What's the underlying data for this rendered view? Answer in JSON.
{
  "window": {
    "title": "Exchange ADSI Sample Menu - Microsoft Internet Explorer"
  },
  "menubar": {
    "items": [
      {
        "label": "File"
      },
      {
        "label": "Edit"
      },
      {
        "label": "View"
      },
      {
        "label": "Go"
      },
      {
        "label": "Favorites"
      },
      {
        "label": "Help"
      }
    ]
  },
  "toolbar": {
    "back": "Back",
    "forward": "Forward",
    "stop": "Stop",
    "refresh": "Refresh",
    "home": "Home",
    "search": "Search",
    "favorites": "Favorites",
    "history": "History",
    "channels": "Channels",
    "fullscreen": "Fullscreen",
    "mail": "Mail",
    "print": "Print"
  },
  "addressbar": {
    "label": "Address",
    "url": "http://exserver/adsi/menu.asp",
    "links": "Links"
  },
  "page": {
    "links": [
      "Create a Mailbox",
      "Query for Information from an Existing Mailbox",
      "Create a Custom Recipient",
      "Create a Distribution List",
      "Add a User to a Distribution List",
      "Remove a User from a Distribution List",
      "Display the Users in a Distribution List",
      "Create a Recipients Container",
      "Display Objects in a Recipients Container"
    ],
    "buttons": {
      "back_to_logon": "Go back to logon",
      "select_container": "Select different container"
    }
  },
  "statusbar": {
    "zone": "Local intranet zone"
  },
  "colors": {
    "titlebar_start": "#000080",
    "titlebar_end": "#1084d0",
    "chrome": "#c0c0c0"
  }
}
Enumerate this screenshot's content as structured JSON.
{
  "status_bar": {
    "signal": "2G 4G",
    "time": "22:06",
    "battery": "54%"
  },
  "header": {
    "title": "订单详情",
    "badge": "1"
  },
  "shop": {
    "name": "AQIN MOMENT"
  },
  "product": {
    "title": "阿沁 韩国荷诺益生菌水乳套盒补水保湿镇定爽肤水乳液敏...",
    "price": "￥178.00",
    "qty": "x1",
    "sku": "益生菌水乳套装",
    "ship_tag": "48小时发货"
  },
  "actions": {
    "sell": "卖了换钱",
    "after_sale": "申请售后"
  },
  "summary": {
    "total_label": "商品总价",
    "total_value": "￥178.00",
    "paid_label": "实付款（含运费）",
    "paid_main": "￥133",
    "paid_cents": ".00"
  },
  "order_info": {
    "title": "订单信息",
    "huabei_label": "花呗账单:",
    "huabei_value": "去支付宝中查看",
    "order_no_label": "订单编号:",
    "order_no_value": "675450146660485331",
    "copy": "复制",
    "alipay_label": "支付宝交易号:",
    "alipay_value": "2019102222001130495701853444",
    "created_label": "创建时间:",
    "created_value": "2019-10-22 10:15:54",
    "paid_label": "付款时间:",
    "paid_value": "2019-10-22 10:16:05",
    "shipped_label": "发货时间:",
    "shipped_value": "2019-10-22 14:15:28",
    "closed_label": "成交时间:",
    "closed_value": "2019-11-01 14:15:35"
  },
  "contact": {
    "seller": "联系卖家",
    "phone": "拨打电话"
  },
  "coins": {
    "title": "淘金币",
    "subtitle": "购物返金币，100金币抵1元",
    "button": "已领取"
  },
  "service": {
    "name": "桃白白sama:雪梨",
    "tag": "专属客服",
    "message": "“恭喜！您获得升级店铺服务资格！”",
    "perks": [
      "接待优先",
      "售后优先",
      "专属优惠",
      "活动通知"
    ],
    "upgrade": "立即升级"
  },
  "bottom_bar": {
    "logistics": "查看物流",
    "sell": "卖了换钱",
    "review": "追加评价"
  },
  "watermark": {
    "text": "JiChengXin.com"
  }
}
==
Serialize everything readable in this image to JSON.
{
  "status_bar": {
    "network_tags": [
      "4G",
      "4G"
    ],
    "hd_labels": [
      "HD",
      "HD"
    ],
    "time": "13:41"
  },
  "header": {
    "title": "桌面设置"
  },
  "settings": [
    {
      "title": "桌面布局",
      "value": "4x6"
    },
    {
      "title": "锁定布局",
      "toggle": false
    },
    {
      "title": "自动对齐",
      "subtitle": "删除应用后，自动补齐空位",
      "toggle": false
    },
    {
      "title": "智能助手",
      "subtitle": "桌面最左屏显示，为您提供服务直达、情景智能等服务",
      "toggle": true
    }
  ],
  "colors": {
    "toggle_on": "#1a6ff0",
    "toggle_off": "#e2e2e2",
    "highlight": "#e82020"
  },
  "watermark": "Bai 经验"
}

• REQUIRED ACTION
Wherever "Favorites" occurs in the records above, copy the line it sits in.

• RESPONSE AREA
        "label": "Favorites"
    "favorites": "Favorites",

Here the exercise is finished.